- [TASK ITEM]:
The entries below are to be copied exactly, with every picture left out.

- [AVAILABLE RECORDS]:
== Segment start ==

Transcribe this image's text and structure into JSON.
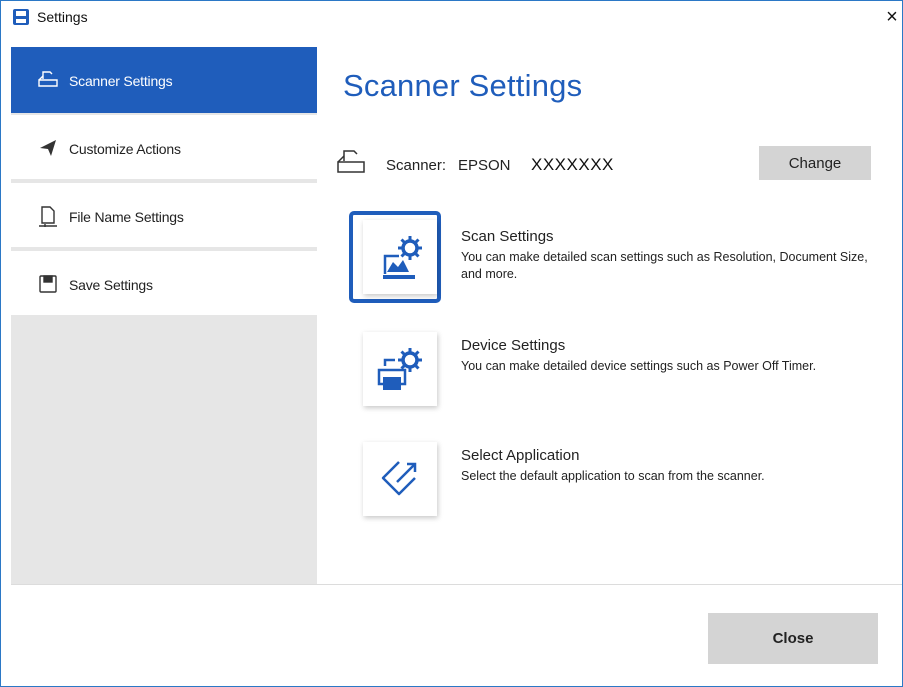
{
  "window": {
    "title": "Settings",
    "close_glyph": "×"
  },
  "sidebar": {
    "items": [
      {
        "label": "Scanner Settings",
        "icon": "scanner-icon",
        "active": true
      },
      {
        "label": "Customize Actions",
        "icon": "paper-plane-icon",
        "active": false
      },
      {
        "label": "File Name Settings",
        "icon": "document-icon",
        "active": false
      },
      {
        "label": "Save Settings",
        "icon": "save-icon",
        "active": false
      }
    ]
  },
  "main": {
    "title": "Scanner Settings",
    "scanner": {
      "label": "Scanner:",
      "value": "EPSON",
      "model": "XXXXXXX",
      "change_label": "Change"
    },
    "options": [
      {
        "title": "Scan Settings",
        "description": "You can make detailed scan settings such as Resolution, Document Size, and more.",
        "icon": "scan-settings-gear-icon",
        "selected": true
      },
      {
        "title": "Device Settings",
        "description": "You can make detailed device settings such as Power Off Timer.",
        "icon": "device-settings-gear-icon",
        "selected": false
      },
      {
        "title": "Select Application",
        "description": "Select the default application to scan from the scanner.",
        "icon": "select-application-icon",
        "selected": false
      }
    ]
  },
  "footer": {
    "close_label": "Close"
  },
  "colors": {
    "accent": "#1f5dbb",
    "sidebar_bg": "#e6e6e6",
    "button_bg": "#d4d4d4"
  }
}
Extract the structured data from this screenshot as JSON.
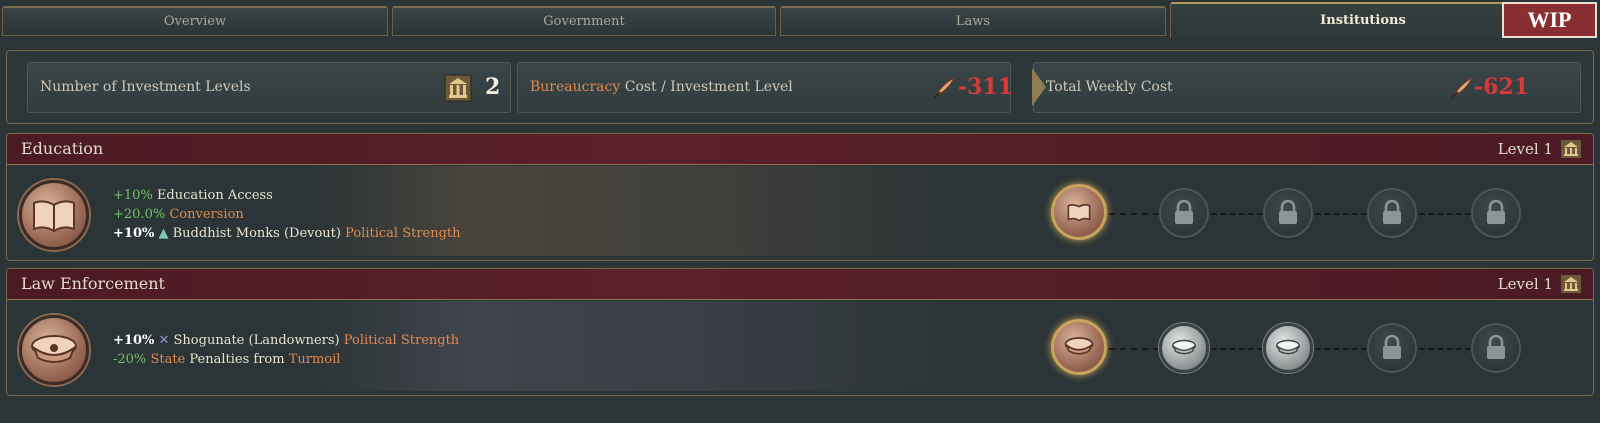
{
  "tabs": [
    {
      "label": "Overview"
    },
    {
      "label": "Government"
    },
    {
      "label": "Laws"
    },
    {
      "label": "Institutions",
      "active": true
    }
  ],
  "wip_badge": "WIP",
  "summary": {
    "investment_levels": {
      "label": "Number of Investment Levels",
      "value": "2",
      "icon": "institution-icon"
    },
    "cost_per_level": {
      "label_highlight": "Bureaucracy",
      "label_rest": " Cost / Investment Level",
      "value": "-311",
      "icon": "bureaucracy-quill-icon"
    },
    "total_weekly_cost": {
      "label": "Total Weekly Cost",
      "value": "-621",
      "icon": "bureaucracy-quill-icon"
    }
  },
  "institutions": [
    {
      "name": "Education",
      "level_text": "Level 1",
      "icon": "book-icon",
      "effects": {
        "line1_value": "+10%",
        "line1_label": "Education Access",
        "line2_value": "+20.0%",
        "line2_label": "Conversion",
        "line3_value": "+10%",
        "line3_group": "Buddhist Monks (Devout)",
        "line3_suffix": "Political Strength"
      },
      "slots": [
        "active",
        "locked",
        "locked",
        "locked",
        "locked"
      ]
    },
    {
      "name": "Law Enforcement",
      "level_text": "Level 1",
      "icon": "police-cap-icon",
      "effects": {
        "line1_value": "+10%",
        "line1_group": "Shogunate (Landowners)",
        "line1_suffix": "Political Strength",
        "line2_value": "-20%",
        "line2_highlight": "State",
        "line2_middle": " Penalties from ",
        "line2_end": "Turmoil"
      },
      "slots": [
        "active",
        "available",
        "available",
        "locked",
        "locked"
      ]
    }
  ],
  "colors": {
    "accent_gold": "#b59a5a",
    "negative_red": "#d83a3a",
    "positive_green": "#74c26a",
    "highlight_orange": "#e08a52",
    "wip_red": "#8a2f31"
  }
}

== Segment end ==

- [ANSWER TO THIS PROBLEM]:
Transcribe this image's text and structure into JSON.
{
  "window": {
    "title": "Settings",
    "close_glyph": "×"
  },
  "sidebar": {
    "items": [
      {
        "label": "Scanner Settings",
        "icon": "scanner-icon",
        "active": true
      },
      {
        "label": "Customize Actions",
        "icon": "paper-plane-icon",
        "active": false
      },
      {
        "label": "File Name Settings",
        "icon": "document-icon",
        "active": false
      },
      {
        "label": "Save Settings",
        "icon": "save-icon",
        "active": false
      }
    ]
  },
  "main": {
    "title": "Scanner Settings",
    "scanner": {
      "label": "Scanner:",
      "value": "EPSON",
      "model": "XXXXXXX",
      "change_label": "Change"
    },
    "options": [
      {
        "title": "Scan Settings",
        "description": "You can make detailed scan settings such as Resolution, Document Size, and more.",
        "icon": "scan-settings-gear-icon",
        "selected": true
      },
      {
        "title": "Device Settings",
        "description": "You can make detailed device settings such as Power Off Timer.",
        "icon": "device-settings-gear-icon",
        "selected": false
      },
      {
        "title": "Select Application",
        "description": "Select the default application to scan from the scanner.",
        "icon": "select-application-icon",
        "selected": false
      }
    ]
  },
  "footer": {
    "close_label": "Close"
  },
  "colors": {
    "accent": "#1f5dbb",
    "sidebar_bg": "#e6e6e6",
    "button_bg": "#d4d4d4"
  }
}
Extract the structured data from this screenshot as JSON.
{
  "tabs": [
    {
      "label": "Overview"
    },
    {
      "label": "Government"
    },
    {
      "label": "Laws"
    },
    {
      "label": "Institutions",
      "active": true
    }
  ],
  "wip_badge": "WIP",
  "summary": {
    "investment_levels": {
      "label": "Number of Investment Levels",
      "value": "2",
      "icon": "institution-icon"
    },
    "cost_per_level": {
      "label_highlight": "Bureaucracy",
      "label_rest": " Cost / Investment Level",
      "value": "-311",
      "icon": "bureaucracy-quill-icon"
    },
    "total_weekly_cost": {
      "label": "Total Weekly Cost",
      "value": "-621",
      "icon": "bureaucracy-quill-icon"
    }
  },
  "institutions": [
    {
      "name": "Education",
      "level_text": "Level 1",
      "icon": "book-icon",
      "effects": {
        "line1_value": "+10%",
        "line1_label": "Education Access",
        "line2_value": "+20.0%",
        "line2_label": "Conversion",
        "line3_value": "+10%",
        "line3_group": "Buddhist Monks (Devout)",
        "line3_suffix": "Political Strength"
      },
      "slots": [
        "active",
        "locked",
        "locked",
        "locked",
        "locked"
      ]
    },
    {
      "name": "Law Enforcement",
      "level_text": "Level 1",
      "icon": "police-cap-icon",
      "effects": {
        "line1_value": "+10%",
        "line1_group": "Shogunate (Landowners)",
        "line1_suffix": "Political Strength",
        "line2_value": "-20%",
        "line2_highlight": "State",
        "line2_middle": " Penalties from ",
        "line2_end": "Turmoil"
      },
      "slots": [
        "active",
        "available",
        "available",
        "locked",
        "locked"
      ]
    }
  ],
  "colors": {
    "accent_gold": "#b59a5a",
    "negative_red": "#d83a3a",
    "positive_green": "#74c26a",
    "highlight_orange": "#e08a52",
    "wip_red": "#8a2f31"
  }
}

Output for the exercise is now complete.